A huge 10 metre (33 ft) deep sinkhole has appeared in a suburb of Naples, Italy, following a water pipe that broke, causing the road above it to collapse.
The crater led to the evacuation of nearly 400 residents as the authorities hurried to cordon off the area.
It started off as a fairly large typical road pothole a few days ago. However, the leaking water pipe combined with heavy rains led to the ground subsiding significantly, creating a large crater.
When the land collapsed there was a “loud thud”, a female resident said. (Image: Il Mattino)
According to Il Mattino, a local newspaper, no buildings nearby have suffered any structural damage, but 380 people had to be found emergency accommodation in what local authorities described as a “precautionary measure”.
A female resident said she heard a loud thud at about 5am, looked out and saw a car falling into the chasm.
Civil engineers say the hole will be filled with concrete after it has been inspected and cleared of any further potential damage.
What is a sinkhole?
A sinkhole can be any hole in the ground resulting from erosion and the drainage of water. Some are just a few feet across, while others are big enough to engulf large buildings.
Most sinkholes are the result of natural processes, but human activity can also trigger them.
There are two basic types of sinkholes: 1. A cover-subsistence sinkhole – it evolves gradually over time. 2. A cover-collapse sinkhole – it appears suddenly.
While understandably the sudden ones create headlines, both types are formed by the same basic mechanism.
Sinkholes are more common in areas of land where soluble rock such as gypsum or limestone can be dissolved by water.
In the case of cover-subsidence sinkholes, the bedrock becomes exposed and over time is eventually worn down, with the holes usually filled with water (they become ponds).

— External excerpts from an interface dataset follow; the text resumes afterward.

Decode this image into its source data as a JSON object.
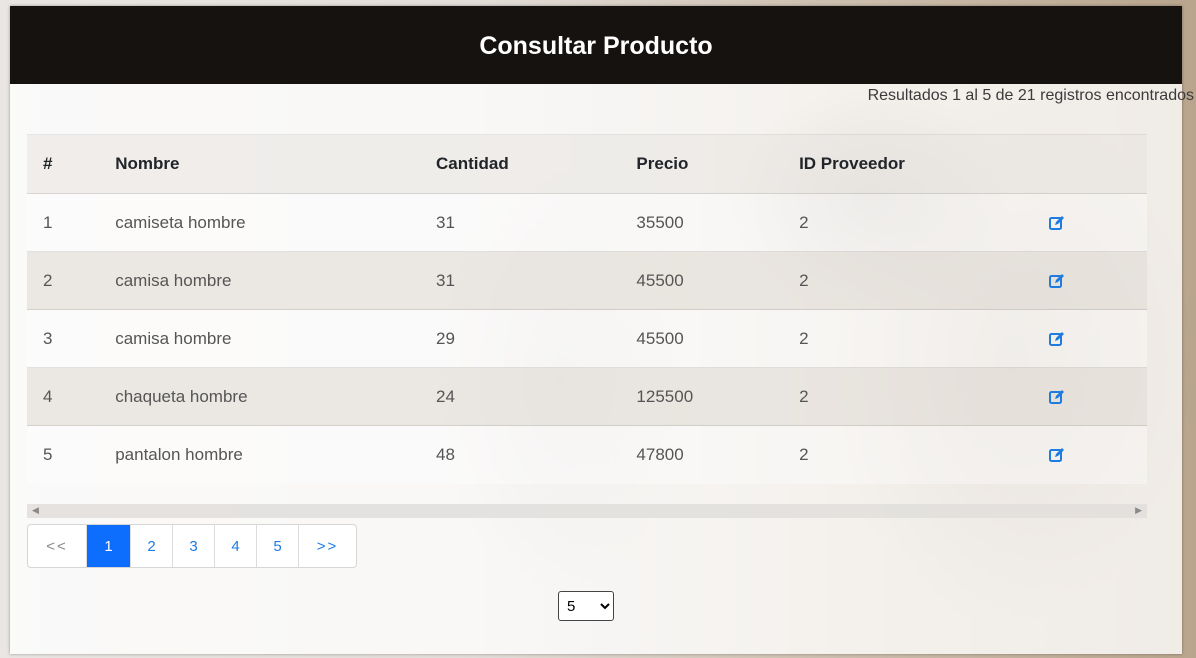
{
  "header": {
    "title": "Consultar Producto"
  },
  "results_text": "Resultados 1 al 5 de 21 registros encontrados",
  "table": {
    "columns": [
      "#",
      "Nombre",
      "Cantidad",
      "Precio",
      "ID Proveedor",
      ""
    ],
    "rows": [
      {
        "id": "1",
        "nombre": "camiseta hombre",
        "cantidad": "31",
        "precio": "35500",
        "proveedor": "2"
      },
      {
        "id": "2",
        "nombre": "camisa hombre",
        "cantidad": "31",
        "precio": "45500",
        "proveedor": "2"
      },
      {
        "id": "3",
        "nombre": "camisa hombre",
        "cantidad": "29",
        "precio": "45500",
        "proveedor": "2"
      },
      {
        "id": "4",
        "nombre": "chaqueta hombre",
        "cantidad": "24",
        "precio": "125500",
        "proveedor": "2"
      },
      {
        "id": "5",
        "nombre": "pantalon hombre",
        "cantidad": "48",
        "precio": "47800",
        "proveedor": "2"
      }
    ],
    "row_action_icon": "edit-icon"
  },
  "pagination": {
    "prev": "<<",
    "pages": [
      "1",
      "2",
      "3",
      "4",
      "5"
    ],
    "active_page": "1",
    "next": ">>"
  },
  "page_size": {
    "selected": "5",
    "options": [
      "5"
    ]
  },
  "colors": {
    "header_bg": "#161210",
    "link": "#1e7be0",
    "active_page": "#0d6efd"
  }
}
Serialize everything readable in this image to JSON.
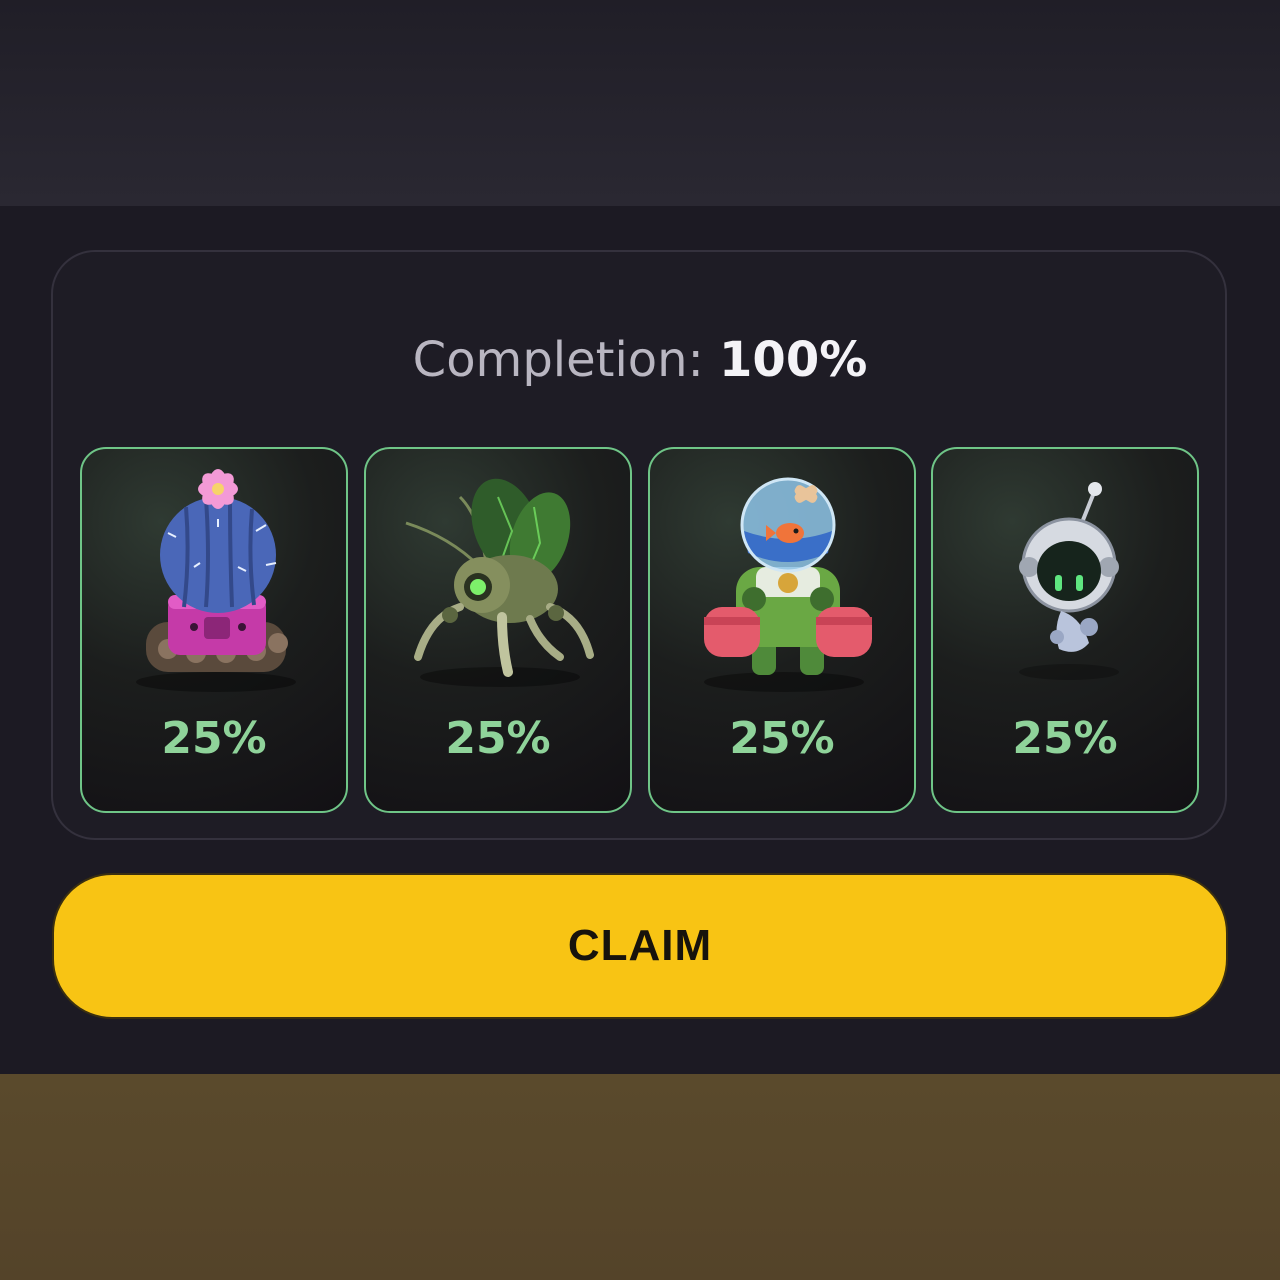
{
  "completion": {
    "label": "Completion:",
    "value": "100%"
  },
  "cards": [
    {
      "name": "cactus-tank-robot",
      "icon": "cactus-robot-icon",
      "percent": "25%"
    },
    {
      "name": "insect-drone-robot",
      "icon": "insect-robot-icon",
      "percent": "25%"
    },
    {
      "name": "fishbowl-mech-robot",
      "icon": "fishbowl-robot-icon",
      "percent": "25%"
    },
    {
      "name": "floating-orb-robot",
      "icon": "orb-robot-icon",
      "percent": "25%"
    }
  ],
  "claim_button": {
    "label": "CLAIM"
  },
  "colors": {
    "accent_green": "#8fd39a",
    "card_border": "#6fc587",
    "claim_yellow": "#f8c414",
    "background": "#1c1a23"
  }
}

The same happens with cover-collapse sinkholes, but nobody sees what is developing under the ground.
AP Video – Burst pipe causes sinkhole in Naples